Each line of the data must be set down again without a single difference.
+ + +
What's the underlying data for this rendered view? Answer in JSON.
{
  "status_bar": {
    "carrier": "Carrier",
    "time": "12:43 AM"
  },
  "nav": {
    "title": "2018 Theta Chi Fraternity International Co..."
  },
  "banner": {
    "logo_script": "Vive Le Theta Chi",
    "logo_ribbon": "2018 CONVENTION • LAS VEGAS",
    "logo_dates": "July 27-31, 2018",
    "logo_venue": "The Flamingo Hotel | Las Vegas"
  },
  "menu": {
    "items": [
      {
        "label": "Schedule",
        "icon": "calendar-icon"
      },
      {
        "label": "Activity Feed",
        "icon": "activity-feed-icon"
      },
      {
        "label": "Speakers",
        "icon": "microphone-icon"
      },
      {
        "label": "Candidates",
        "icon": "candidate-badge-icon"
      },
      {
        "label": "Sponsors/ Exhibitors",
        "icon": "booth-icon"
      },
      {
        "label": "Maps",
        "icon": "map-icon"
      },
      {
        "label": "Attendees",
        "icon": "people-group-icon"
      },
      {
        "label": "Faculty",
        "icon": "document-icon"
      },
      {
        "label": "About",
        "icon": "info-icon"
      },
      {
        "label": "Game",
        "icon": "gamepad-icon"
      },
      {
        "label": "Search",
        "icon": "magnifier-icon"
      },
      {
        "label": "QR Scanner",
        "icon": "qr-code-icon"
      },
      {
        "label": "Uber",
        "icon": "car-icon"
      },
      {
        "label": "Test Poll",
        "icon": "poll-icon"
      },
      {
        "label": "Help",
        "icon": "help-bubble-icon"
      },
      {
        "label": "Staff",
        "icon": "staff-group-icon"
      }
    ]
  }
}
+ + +
▶ **EXERCISE RESULT**
What's the underlying data for this rendered view? Answer in JSON.
{
  "status_bar": {
    "carrier": "Carrier",
    "time": "12:43 AM"
  },
  "nav": {
    "title": "2018 Theta Chi Fraternity International Co..."
  },
  "banner": {
    "logo_script": "Vive Le Theta Chi",
    "logo_ribbon": "2018 CONVENTION • LAS VEGAS",
    "logo_dates": "July 27-31, 2018",
    "logo_venue": "The Flamingo Hotel | Las Vegas"
  },
  "menu": {
    "items": [
      {
        "label": "Schedule",
        "icon": "calendar-icon"
      },
      {
        "label": "Activity Feed",
        "icon": "activity-feed-icon"
      },
      {
        "label": "Speakers",
        "icon": "microphone-icon"
      },
      {
        "label": "Candidates",
        "icon": "candidate-badge-icon"
      },
      {
        "label": "Sponsors/ Exhibitors",
        "icon": "booth-icon"
      },
      {
        "label": "Maps",
        "icon": "map-icon"
      },
      {
        "label": "Attendees",
        "icon": "people-group-icon"
      },
      {
        "label": "Faculty",
        "icon": "document-icon"
      },
      {
        "label": "About",
        "icon": "info-icon"
      },
      {
        "label": "Game",
        "icon": "gamepad-icon"
      },
      {
        "label": "Search",
        "icon": "magnifier-icon"
      },
      {
        "label": "QR Scanner",
        "icon": "qr-code-icon"
      },
      {
        "label": "Uber",
        "icon": "car-icon"
      },
      {
        "label": "Test Poll",
        "icon": "poll-icon"
      },
      {
        "label": "Help",
        "icon": "help-bubble-icon"
      },
      {
        "label": "Staff",
        "icon": "staff-group-icon"
      }
    ]
  }
}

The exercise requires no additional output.